* **INSTRUCTIONS TO FOLLOW**: Output only the lines that run from the line holding "Output a JSON" to the end of the entries, both ends included, and skip the pictures.

* **Dataset rows describing interfaces**:
»»

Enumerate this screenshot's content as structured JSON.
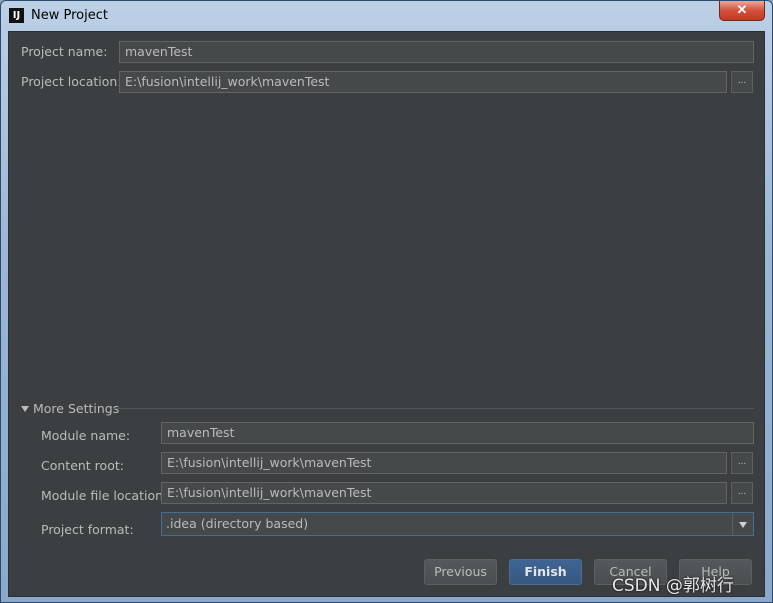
{
  "window": {
    "title": "New Project",
    "close_glyph": "✕",
    "app_icon_text": "IJ"
  },
  "project": {
    "name_label": "Project name:",
    "name_value": "mavenTest",
    "location_label": "Project location:",
    "location_value": "E:\\fusion\\intellij_work\\mavenTest",
    "browse_glyph": "..."
  },
  "more_settings": {
    "title": "More Settings",
    "module_name_label": "Module name:",
    "module_name_value": "mavenTest",
    "content_root_label": "Content root:",
    "content_root_value": "E:\\fusion\\intellij_work\\mavenTest",
    "module_file_location_label": "Module file location:",
    "module_file_location_value": "E:\\fusion\\intellij_work\\mavenTest",
    "project_format_label": "Project format:",
    "project_format_value": ".idea (directory based)"
  },
  "buttons": {
    "previous": "Previous",
    "finish": "Finish",
    "cancel": "Cancel",
    "help": "Help"
  },
  "watermark": "CSDN @郭树行",
  "colors": {
    "panel_bg": "#3c3f41",
    "field_bg": "#45494a",
    "text": "#bbbbbb",
    "primary_button": "#365880"
  }
}
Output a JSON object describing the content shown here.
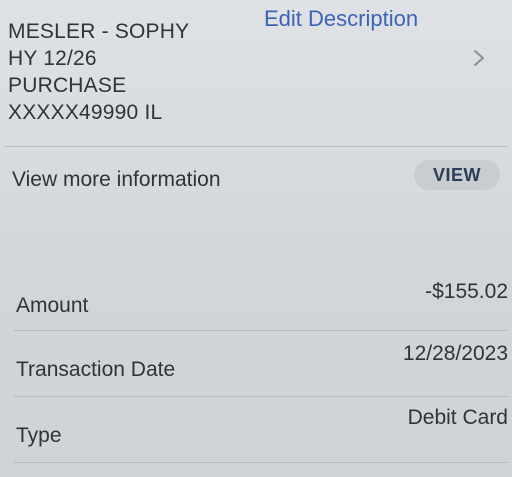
{
  "description": {
    "lines": [
      "MESLER - SOPHY",
      "HY 12/26",
      "PURCHASE",
      "XXXXX49990 IL"
    ],
    "edit_label": "Edit Description"
  },
  "more_info": {
    "label": "View more information",
    "button_label": "VIEW"
  },
  "details": [
    {
      "label": "Amount",
      "value": "-$155.02"
    },
    {
      "label": "Transaction Date",
      "value": "12/28/2023"
    },
    {
      "label": "Type",
      "value": "Debit Card"
    }
  ],
  "icons": {
    "chevron": "chevron-right-icon"
  }
}
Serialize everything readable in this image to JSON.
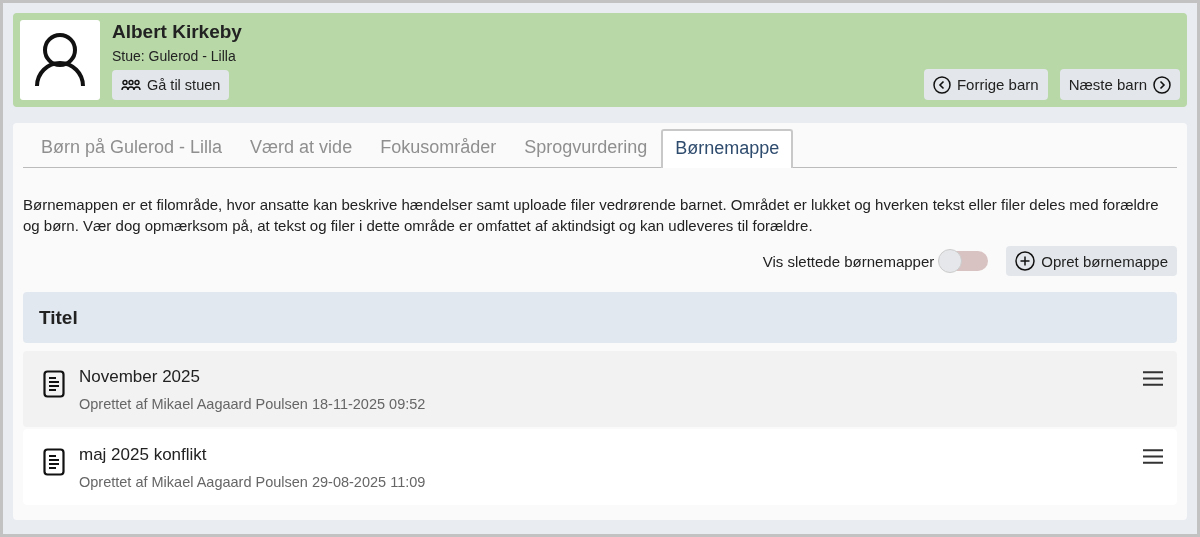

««

* **TASK OUTPUT**:
Output a JSON object describing the content shown here.
{
  "description": {
    "lines": [
      "MESLER - SOPHY",
      "HY 12/26",
      "PURCHASE",
      "XXXXX49990 IL"
    ],
    "edit_label": "Edit Description"
  },
  "more_info": {
    "label": "View more information",
    "button_label": "VIEW"
  },
  "details": [
    {
      "label": "Amount",
      "value": "-$155.02"
    },
    {
      "label": "Transaction Date",
      "value": "12/28/2023"
    },
    {
      "label": "Type",
      "value": "Debit Card"
    }
  ],
  "icons": {
    "chevron": "chevron-right-icon"
  }
}
Serialize everything readable in this image to JSON.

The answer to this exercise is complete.